Climate, weather and water-related extremes have led to 15 times more deadly hazards for people in Africa, South Asia, South and Central America, and small island states. Over the last 50 years, nearly 70 percent of all deaths from climate-related disasters have occurred in the 46 poorest countries. This initiative aims to enhance collaboration and accelerated action to address gaps and deliver people-centered, end-to-end multi-hazard early warning systems that leave no one behind. 

Getting Ahead of Disasters Charter: One of the biggest obstacles preventing the conversion of early warnings into effective early and anticipatory action is the lack of pre-arranged financial resources. Over 98% of crisis financing is still arranged after disasters strike – despite reliable science to predict them. Evidence from the field suggests that twice as many vulnerable persons can be served at the same cost by deploying resources pre-disaster.  

Diakonie Katastrophenhilfe’s work on locally led anticipatory action 

Diakonie Katastrophenhilfe has a focus throughout our programming on humanitarian disaster risk reduction and tackling the climate crisis. One key approach we have developed is Locally led Anticipatory Action – applied to localize and scale up early warning and early action. We have developed a Guide & Toolkit on this topic in collaboration with our local partners and the Global Network of civil society actors for Disaster Reduction (GNDR).  

We are also supporting our local partners, especially those from the Global South, to establish working groups on locally led anticipatory action, with the Anticipation Hub and ACT Alliance, to influence policies and shape fully and predictably financed, scaled-up early action. 

A call for collective action 

Diakonie Katastrophenhilfe joins our sister organization Brot für die Welt in calling to increase the contribution for start-up financing to the #LossAndDamage fund to one billion euros. We also join Climate Alliance Germany and VENRO in the call for the German Government to advocate for a robust and measurable global adaptation target and to implement the Principles for Locally led Adaptation.
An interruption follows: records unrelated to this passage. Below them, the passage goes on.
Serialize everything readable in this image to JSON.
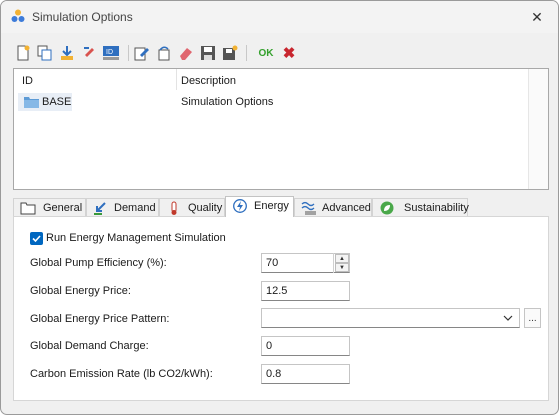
{
  "window": {
    "title": "Simulation Options",
    "close_glyph": "✕"
  },
  "toolbar": {
    "buttons": [
      {
        "name": "new-icon"
      },
      {
        "name": "copy-icon"
      },
      {
        "name": "import-icon"
      },
      {
        "name": "rename-icon"
      },
      {
        "name": "id-icon"
      },
      {
        "name": "edit-icon"
      },
      {
        "name": "undo-icon"
      },
      {
        "name": "eraser-icon"
      },
      {
        "name": "save-icon"
      },
      {
        "name": "save-as-icon"
      }
    ],
    "ok_label": "OK",
    "cancel_glyph": "✖"
  },
  "list": {
    "columns": {
      "id": "ID",
      "description": "Simulation Options",
      "description_header": "Description"
    },
    "rows": [
      {
        "id": "BASE",
        "description": "Simulation Options"
      }
    ]
  },
  "tabs": [
    {
      "label": "General",
      "icon": "folder-icon"
    },
    {
      "label": "Demand",
      "icon": "demand-arrow-icon"
    },
    {
      "label": "Quality",
      "icon": "thermometer-icon"
    },
    {
      "label": "Energy",
      "icon": "energy-bolt-icon",
      "active": true
    },
    {
      "label": "Advanced",
      "icon": "advanced-icon"
    },
    {
      "label": "Sustainability",
      "icon": "leaf-icon"
    }
  ],
  "energy": {
    "run_label": "Run Energy Management Simulation",
    "run_checked": true,
    "pump_efficiency_label": "Global Pump Efficiency (%):",
    "pump_efficiency_value": "70",
    "energy_price_label": "Global Energy Price:",
    "energy_price_value": "12.5",
    "price_pattern_label": "Global Energy Price Pattern:",
    "price_pattern_value": "",
    "browse_label": "...",
    "demand_charge_label": "Global Demand Charge:",
    "demand_charge_value": "0",
    "carbon_label": "Carbon Emission Rate (lb CO2/kWh):",
    "carbon_value": "0.8"
  },
  "colors": {
    "accent": "#0067c0",
    "ok": "#33a02c",
    "cancel": "#c8262f"
  }
}
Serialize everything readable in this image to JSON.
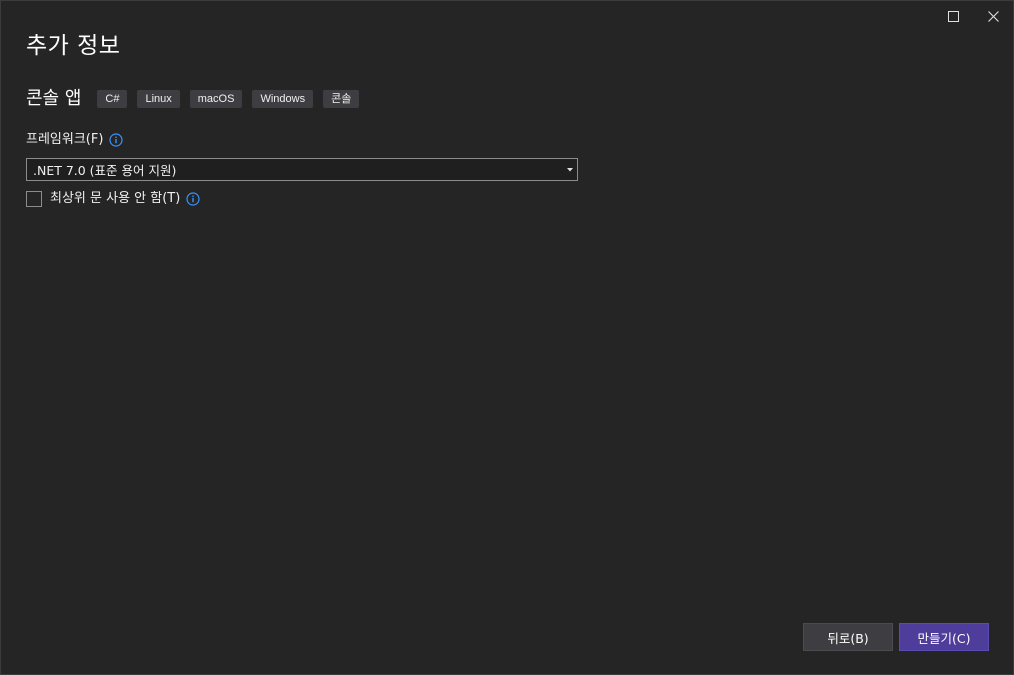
{
  "dialog": {
    "title": "추가 정보"
  },
  "window_controls": {
    "maximize_icon": "maximize-icon",
    "close_icon": "close-icon"
  },
  "template": {
    "name": "콘솔 앱",
    "tags": [
      "C#",
      "Linux",
      "macOS",
      "Windows",
      "콘솔"
    ]
  },
  "framework": {
    "label": "프레임워크(F)",
    "info_icon": "info-icon",
    "selected": ".NET 7.0 (표준 용어 지원)"
  },
  "top_level_statements": {
    "label": "최상위 문 사용 안 함(T)",
    "checked": false,
    "info_icon": "info-icon"
  },
  "buttons": {
    "back": "뒤로(B)",
    "create": "만들기(C)"
  },
  "colors": {
    "background": "#252526",
    "accent": "#4e3d9a",
    "info_icon": "#3794ff"
  }
}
We also endorse the ICVA, Joint call on Loss and Damage Fund to empower communities with skills and resources to prepare, respond and recover from climate impacts, including through timely, flexible, predictable, multi-year funding support for both rapid-onset and slow-onset impacts. 

Diakonie Katastrophenhilfe encourages our local partners and other allies to join us in addressing climate change loss and damage by endorsing, making commitments, and promoting the following charter and calls to action. 

Diakonie Katastrophenhilfe is a partner of both the Risk-informed early action Partnership (REAP) and the Anticipation Hub, and a member of GNDR and ACT Alliance.